Communities at Risk of Flooding
CBO examines the variation in current and future flood risk across communities with different economic and demographic characteristics.
Flooding is expected to increase in the future as the effects of climate change increase. In this report, the Congressional Budget Office examines how projected flood risk varies across communities with different economic and demographic characteristics in two multiyear projection periods, one centered on 2020 and the other centered on 2050.
In the 2020 projection period (generally capturing current conditions), the prevalence of flood risk is 9 percent—that is, 9 percent of properties face at least a 1 percent annual probability of experiencing a flood of a depth of roughly 1 foot or more, CBO estimates. A 1 percent annual probability is equivalent to having about a one-in-four chance of experiencing at least one such flood over a period of 30 years. In the 2050 projection period, 10 percent of properties face that risk. Projections of flood risk are uncertain, and CBO aims to provide projections that are in the middle of a range of possible outcomes.
By CBO’s estimates, flood risk varies with communities’ characteristics in the following ways:
- Median household income. In general, projected flood risk is more prevalent in communities in which median household income is lower. Communities in which the majority of householders are Hispanic or Latino are an exception: In such communities, flood risk tends to be less prevalent where median household income is lower. (A householder is a person in whose name a housing unit is owned or rented.)
- Race. Risk is more prevalent in communities with a greater share of White householders, but communities in which most householders are Black (except for those in which the median household income is high) face the largest increases in flood risk from 2020 to 2050.
- Ethnicity. The percentage of properties exposed to flood risk is generally smaller in communities with a greater share of householders who are Hispanic or Latino.
- Type of residence. Flood risk is much more prevalent in communities in which the majority of the dwellings are secondary residences than it is in communities in which most dwellings are primary residences. The difference is larger in coastal areas than in inland areas. In communities with a greater share of renters, projected flood risk is less prevalent.

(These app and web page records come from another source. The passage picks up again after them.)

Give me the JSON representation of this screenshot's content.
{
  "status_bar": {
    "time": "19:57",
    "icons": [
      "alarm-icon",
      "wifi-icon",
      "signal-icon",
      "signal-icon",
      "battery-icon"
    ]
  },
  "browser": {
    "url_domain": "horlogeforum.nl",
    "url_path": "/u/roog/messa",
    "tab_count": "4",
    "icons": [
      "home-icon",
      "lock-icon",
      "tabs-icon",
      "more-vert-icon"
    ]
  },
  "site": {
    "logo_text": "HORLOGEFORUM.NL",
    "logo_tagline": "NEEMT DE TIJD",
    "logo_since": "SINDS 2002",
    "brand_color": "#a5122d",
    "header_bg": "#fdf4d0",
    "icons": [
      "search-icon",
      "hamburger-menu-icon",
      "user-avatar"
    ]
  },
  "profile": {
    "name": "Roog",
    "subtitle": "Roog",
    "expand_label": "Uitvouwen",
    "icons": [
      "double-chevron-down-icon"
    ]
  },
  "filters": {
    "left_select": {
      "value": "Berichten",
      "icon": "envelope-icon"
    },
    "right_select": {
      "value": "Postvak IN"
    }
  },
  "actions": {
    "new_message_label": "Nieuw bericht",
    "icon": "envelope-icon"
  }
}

- Composition of household. In communities in which a greater share of households include someone age 65 or older, projected flood risk is more prevalent. Projected risk is less prevalent in communities with a greater share of households with children.
- Geographic location. The percentage of properties exposed to flood risk in coastal communities is more than twice that in inland communities, and coastal communities are projected to have greater increases in risk from 2020 to 2050. Of all the communities CBO analyzed, coastal communities in which the majority of dwellings are secondary residences have the highest percentage of properties exposed to flood risk.
Because of the nature of the available data, this report cannot identify causes of those variations across communities’ characteristics. Those causes may be complex and multifaceted because they involve questions of where people settle and why, and where governments invest in adaptive infrastructure and why.